Early in our parenting journey, we heard the statistic that children enter school with very high measurable creativity, but by third grade it is very low. Why? Because children in classrooms quickly learn to conform. It becomes all about right answers. Obviously, every child needs to learn the Three Rs in order to gain knowledge, but that is not enough. In addition to learning skills, we chose to build our children’s mental muscles, the ones that would enable them to be strong and independent learners. We identified seven muscles—language, appetites, habits, creativity, curiosity, reason, and wisdom. Taken together, I believe they are the building blocks of a strong imagination, or what might be called an “imaginal intellect,” that is able to conceive new ideas and think outside of the box. We intentionally emphasized creating a verbally rich environment and an arts-enriched atmosphere in our home, filling it daily with literature, visual arts, music, storytelling, poetry, Scripture, acting, creative play, nature, and much more. It was an imagination laboratory.
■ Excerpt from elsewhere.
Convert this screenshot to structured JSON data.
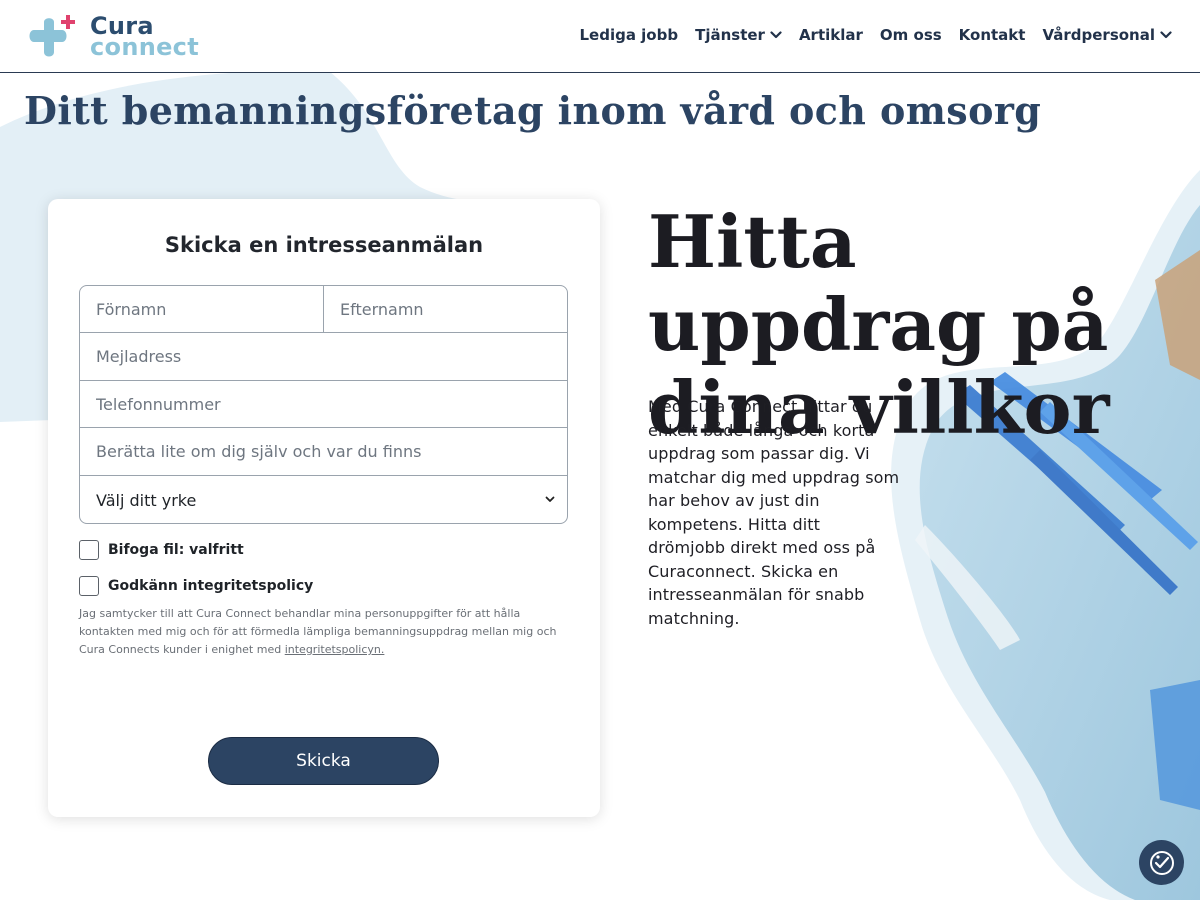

4. You are, quite famously, the inventor of the title, “Hutchmoot,” for the Rabbit Room’s annual conference/gathering. Other than signing autographs, what do you most enjoy about Hutchmoot and what are you looking forward to this year?
As a writer and an amateur neologizer, I am delighted to have created such a useful new word (I’m checking OED regularly). Just for historical provenance, it was Saturday, April 24, 2010 around 11:00 AM in the back room at the Panera Bread on Old Hickory in Nashville. Andrew and Pete were meeting with Sarah—the young and newly-minted Rabbit Room author—and her aged father (me). Conversation turned to what to call this new event, I tossed out “Hutchmoot” as an idea, Andrew looked at me funny, and the rest is history. Not being able to attend the first Hutchmoot with Sarah was torture, but I was in line online the next year to secure my spot for Hutchmoot 2011. It was everything Sarah said it would be—good people, great music, delicious eats, amazing guests, stimulating workshops, laid-back goofiness, heady discussions, constant fellowship, and more. Hutchmoot was different from any music and arts conference I had ever attended. I met you, Sam, and ended up writing on this imaginative blog called Story Warren. I met Eric Peters, and will host a concert with him in Colorado. Now I am champing at the bit (note: not chomping, which I will do at Evie’s table) to get to Hutchmoot 2012. I’m ready to moot at the hutch.
5. I’ve known you as a man of vision and imagination. What’s out there that you haven’t yet done, but are itching to do?
I always have more creative itches than I can scratch. On the ministry side, there are some nonfiction books and parenting resources in process, and a library of Christian books from 1860-1920 to get back in print. On the equally itchy personal side of my creative life, there’s an illustrated children’s book allegory, and a preschool children’s book and app. As a musician, I’m working on an Advent song cycle of my own songs with an monologue by a 70 year-old Mary. Since Andrew permanently removed the self-referential term “creative” from all Hutchmooters’ vocabularies this past year, I now think of myself as a “creativator.” For me, it just means a person driven to be creative. I often feel like Job, relentlessly scratching at all these itchy ideas and concepts breaking out in my brain, digging at them with the broken potsherd of my limited creative skills and abilities. Being a creativator can be frustrating that way, but also a blessing when one of those ideas actually makes it out of my brain and into someone else’s hands. It’s a rare delight to know you helped light up the imago dei in someone else’s spirit. It doesn’t happen often, but I keep pressing on because it’s just what I do. Thanks for asking.
[Clay Clarkson’s book, Educating the WholeHearted Child, is available in the Rabbit Room store.]